Another way in which entities can raise capital to fund its operations is through the issuance of bonds, or debt securities. A bond is a promise by a borrower to repay the principal plus a pre-determined rate of interest to the bondholder within a specified period of time. The amount of time until the bond comes due, or its maturity date, can range from one year or longer. While most bonds mature within 30 years of issuance, bonds with much longer maturities do exist. In 1993, the Walt Disney Company issued â€œSleeping Beautyâ€ bonds with a term of 100 years. In theory, the longer the time to maturity the higher the interest rate.
Consider your own home mortgage. When you applied for your mortgage, you were likely quoted an interest rate for a 15-year mortgage and for a 30-year mortgage. Which had the higher interest rate associated with it? Bonds work in a similar fashion in most cases. There are times, however, when this doesnâ€™t hold true â€“ particularly for government bonds. We will talk about inverted yield curves at a later date.

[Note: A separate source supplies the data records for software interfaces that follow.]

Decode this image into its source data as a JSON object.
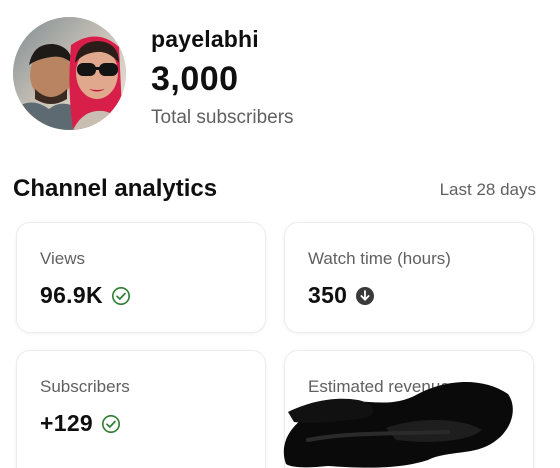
{
  "channel": {
    "name": "payelabhi",
    "subscriber_count": "3,000",
    "subscriber_label": "Total subscribers"
  },
  "analytics": {
    "title": "Channel analytics",
    "period": "Last 28 days",
    "cards": [
      {
        "label": "Views",
        "value": "96.9K",
        "status": "check-circle-icon"
      },
      {
        "label": "Watch time (hours)",
        "value": "350",
        "status": "down-arrow-circle-icon"
      },
      {
        "label": "Subscribers",
        "value": "+129",
        "status": "check-circle-icon"
      },
      {
        "label": "Estimated revenue",
        "value": "",
        "status": "redacted"
      }
    ]
  },
  "colors": {
    "check": "#2e7d32",
    "down_badge": "#3a3a3a",
    "muted_text": "#606060"
  }
}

When you invest in a bond, your investment return is dependent upon 1) Price appreciation and 2) Interest payments. Bonds can be purchased on the primary market directly from the issuer (i.e. U.S. Treasury) or on the secondary market from other investors. The original issuerâ€™s obligations under each bond, such as interest rate and term-to-maturity, are set forth in the bondâ€™s covenants when the bond is originally issued and do not change for the original issuer.
On the secondary market (bond market), however, the price of the bond and its interest rate fluctuates based upon supply/demand and the outlook for economic activity (Treasury securities) or for a particular companyâ€™s operations (corporate bonds). The relationship between a bondâ€™s price and its interest rate is inversely related. This means that as interest rates increase, the price of a bond will decline and as interest rates decrease the price of a bond will increase.
Before we go on, letâ€™s discuss some key bond terminology:
Now, letâ€™s walk through an example. Assume that in January 2011, the U.S. treasury issued a series of 10-year bonds. The bonds will carry a coupon rate of 10% and will mature in January 2021. Primary market investors, typically mutual funds, hedge funds and foreign governments, will pay the Treasury $1,000 for each bond purchased. In exchange, the Treasury will be required to pay the investor a coupon payment of $100 (typically two semi-annual payments of $50) each year until January 2021 when the bond matures. In January 2021, the investor will receive his or her final interest payment, as well as the initial amount invested ($1,000). This example assumes that the initial investors hold onto the bond for the entire 10 years; however, this rarely is the case. Many investors will sell their bonds on the secondary market before January 2021.
So, letâ€™s assume that in January 2012, the Treasury will issue more bonds; however, during 2011 market interest rates rose to 12%. In order to make its bonds competitive with other bonds being issued, the Treasury will have to issue these bonds with a coupon rate of 12% and pay total interest payments of $120 per year on these new bonds. Remember, however, that the bonds that the Treasury issued in January 2011 are only paying $100 per year in coupon payments. As a result, those investors who own the 2011 bonds will have to lower their asking price from $1,000 to approximately $833 if those investors wish to sell those bonds on the secondary market. Otherwise, new investors will simply purchase the new, 2012 bonds from the Treasury.
So, in this case, as market interest rates went up, the price of previously issued bonds trading on the secondary market went down. While many factors influence market interest rates, the macroeconomic environment and the Federal Reserve are typically the most powerful influencers of interest rates.